TASK DESCRIPTION » Search term "icon": please copy every line of the records below that contains it.

EXCERPTED RECORDS »
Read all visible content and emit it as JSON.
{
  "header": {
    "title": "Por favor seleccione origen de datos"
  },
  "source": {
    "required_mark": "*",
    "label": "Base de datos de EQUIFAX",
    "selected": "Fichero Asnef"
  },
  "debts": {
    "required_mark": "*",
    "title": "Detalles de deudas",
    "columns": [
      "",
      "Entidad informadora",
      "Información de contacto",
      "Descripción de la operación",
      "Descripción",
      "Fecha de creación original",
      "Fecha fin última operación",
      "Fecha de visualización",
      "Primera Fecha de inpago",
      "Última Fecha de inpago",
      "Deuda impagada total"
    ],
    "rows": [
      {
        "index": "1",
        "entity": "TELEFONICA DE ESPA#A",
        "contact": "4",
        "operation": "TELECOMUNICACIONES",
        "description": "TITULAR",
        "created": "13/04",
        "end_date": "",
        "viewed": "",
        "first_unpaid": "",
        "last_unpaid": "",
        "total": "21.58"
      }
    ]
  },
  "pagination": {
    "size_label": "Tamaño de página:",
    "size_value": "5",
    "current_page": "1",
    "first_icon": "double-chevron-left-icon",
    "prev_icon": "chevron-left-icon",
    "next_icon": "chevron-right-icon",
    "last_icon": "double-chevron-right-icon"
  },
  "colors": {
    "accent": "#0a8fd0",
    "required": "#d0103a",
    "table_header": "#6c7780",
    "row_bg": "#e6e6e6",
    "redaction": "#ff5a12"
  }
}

SOLUTION BELOW »
    "first_icon": "double-chevron-left-icon",
    "prev_icon": "chevron-left-icon",
    "next_icon": "chevron-right-icon",
    "last_icon": "double-chevron-right-icon"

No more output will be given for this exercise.